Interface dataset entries
= Beginning of Section =

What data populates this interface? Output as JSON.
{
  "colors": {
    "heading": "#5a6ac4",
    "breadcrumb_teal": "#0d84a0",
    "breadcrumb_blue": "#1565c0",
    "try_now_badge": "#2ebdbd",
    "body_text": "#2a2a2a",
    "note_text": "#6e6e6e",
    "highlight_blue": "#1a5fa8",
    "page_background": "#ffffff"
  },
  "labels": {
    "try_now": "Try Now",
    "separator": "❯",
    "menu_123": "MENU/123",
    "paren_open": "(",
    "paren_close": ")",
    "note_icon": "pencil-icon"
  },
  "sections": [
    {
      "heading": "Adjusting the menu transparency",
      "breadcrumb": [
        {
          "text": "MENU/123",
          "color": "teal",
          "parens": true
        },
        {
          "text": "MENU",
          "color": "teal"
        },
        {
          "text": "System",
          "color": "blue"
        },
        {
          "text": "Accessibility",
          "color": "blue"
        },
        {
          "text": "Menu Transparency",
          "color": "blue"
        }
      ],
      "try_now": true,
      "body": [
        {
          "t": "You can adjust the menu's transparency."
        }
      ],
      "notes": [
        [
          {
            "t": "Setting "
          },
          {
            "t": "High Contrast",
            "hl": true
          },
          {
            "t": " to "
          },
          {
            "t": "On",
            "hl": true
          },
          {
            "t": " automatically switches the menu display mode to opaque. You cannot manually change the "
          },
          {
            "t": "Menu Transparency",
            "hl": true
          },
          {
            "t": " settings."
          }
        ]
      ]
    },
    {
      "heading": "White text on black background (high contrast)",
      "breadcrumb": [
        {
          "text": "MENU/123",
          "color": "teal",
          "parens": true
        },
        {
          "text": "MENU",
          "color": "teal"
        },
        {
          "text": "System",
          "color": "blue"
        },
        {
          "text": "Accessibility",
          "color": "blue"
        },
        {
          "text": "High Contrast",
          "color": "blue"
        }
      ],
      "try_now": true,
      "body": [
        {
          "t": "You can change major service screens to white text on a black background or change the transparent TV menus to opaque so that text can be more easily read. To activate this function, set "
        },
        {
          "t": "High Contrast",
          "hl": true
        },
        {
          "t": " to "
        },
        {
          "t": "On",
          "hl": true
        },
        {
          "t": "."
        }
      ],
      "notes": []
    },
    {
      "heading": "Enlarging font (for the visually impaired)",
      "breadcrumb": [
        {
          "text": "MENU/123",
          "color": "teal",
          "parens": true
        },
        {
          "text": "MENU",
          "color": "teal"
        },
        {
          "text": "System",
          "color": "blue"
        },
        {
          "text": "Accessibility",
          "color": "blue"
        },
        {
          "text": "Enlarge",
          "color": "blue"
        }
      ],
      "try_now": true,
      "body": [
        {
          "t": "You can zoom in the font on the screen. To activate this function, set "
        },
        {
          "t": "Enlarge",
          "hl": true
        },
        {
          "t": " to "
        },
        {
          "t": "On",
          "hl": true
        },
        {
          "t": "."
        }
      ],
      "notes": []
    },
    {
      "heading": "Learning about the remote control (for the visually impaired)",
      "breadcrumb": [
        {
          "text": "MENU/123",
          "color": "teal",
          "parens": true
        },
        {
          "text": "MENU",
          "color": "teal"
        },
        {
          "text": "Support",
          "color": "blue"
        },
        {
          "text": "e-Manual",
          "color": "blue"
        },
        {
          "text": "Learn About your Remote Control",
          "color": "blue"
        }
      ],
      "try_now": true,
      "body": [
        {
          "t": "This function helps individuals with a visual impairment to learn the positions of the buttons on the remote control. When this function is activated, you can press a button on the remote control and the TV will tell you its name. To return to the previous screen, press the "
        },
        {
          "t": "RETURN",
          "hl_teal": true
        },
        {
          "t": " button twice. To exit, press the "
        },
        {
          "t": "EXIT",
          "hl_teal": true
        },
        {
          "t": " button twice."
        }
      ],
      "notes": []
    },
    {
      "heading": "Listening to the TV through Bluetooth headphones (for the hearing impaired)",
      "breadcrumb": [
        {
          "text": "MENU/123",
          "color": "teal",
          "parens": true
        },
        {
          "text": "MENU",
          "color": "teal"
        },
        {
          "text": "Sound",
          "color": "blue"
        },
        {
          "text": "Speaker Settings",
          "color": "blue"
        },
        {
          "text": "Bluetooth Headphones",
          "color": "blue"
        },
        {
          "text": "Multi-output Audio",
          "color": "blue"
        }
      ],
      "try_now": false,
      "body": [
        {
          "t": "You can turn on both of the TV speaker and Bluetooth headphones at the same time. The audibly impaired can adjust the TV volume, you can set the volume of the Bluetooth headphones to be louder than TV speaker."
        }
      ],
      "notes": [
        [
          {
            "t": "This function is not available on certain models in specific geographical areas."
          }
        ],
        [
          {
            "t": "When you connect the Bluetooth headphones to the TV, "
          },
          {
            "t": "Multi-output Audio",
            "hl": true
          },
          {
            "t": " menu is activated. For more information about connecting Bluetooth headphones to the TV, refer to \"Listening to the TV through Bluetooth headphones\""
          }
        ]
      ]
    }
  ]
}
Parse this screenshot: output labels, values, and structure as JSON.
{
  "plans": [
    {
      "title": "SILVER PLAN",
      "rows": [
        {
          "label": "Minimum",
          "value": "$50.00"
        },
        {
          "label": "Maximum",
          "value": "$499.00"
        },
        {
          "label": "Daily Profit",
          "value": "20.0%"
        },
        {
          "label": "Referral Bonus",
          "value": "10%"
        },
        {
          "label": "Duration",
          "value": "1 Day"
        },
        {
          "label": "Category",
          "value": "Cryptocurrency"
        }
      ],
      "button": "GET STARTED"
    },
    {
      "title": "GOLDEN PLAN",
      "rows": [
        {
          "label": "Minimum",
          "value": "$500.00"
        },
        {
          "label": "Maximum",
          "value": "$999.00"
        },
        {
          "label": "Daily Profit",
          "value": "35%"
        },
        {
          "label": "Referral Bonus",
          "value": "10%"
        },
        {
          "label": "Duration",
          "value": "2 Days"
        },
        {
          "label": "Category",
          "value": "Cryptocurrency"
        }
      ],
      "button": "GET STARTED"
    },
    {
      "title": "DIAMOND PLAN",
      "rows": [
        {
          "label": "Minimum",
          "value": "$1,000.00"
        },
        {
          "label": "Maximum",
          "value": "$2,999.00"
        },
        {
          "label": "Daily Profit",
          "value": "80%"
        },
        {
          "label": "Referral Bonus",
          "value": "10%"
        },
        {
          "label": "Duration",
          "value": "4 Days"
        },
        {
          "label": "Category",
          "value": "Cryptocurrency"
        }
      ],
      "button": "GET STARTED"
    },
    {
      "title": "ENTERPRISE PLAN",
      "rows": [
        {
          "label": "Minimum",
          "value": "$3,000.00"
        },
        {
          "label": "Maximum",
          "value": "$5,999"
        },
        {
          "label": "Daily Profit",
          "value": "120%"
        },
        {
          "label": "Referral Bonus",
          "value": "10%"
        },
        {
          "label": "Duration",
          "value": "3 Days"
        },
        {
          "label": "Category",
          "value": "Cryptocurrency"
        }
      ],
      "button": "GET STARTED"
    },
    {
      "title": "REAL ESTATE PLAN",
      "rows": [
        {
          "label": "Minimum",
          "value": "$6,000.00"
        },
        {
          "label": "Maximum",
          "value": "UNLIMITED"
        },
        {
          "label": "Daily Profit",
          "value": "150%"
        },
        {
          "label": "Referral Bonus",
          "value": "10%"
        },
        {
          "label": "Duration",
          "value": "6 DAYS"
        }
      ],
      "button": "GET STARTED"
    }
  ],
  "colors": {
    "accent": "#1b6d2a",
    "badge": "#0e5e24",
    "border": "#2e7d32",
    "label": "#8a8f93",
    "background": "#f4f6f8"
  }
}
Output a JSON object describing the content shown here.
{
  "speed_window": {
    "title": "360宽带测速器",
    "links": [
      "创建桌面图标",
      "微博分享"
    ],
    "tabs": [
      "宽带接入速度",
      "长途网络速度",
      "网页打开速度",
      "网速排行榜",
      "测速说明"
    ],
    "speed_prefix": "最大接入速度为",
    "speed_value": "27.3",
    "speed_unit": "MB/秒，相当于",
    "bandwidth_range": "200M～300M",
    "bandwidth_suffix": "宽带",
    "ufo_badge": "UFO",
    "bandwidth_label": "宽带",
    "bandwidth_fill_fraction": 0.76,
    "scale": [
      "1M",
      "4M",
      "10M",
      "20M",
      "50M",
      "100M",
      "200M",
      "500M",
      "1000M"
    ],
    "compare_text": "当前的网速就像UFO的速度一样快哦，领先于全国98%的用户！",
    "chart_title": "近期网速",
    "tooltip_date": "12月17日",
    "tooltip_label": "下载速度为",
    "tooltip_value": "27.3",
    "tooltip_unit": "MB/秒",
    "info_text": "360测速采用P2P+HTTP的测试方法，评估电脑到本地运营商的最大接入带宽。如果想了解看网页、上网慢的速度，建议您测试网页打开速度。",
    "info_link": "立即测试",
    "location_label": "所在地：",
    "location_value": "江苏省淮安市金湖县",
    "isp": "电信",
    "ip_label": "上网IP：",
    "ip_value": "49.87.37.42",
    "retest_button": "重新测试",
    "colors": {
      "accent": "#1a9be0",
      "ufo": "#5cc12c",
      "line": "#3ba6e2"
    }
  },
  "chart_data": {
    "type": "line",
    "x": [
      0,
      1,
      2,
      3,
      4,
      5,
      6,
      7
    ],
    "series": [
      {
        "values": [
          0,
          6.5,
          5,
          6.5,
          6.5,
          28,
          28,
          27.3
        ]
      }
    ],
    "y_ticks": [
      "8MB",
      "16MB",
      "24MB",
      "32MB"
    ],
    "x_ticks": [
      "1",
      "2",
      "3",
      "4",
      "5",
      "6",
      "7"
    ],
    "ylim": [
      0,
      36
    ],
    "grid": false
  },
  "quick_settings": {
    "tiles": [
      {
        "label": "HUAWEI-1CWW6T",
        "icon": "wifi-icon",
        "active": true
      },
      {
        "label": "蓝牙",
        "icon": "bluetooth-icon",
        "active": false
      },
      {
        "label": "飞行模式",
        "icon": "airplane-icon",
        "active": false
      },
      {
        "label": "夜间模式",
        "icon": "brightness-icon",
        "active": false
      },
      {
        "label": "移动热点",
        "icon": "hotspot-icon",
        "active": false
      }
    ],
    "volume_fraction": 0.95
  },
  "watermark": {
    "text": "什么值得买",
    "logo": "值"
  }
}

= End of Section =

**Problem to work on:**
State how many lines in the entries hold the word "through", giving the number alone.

**Exercise solution:**
2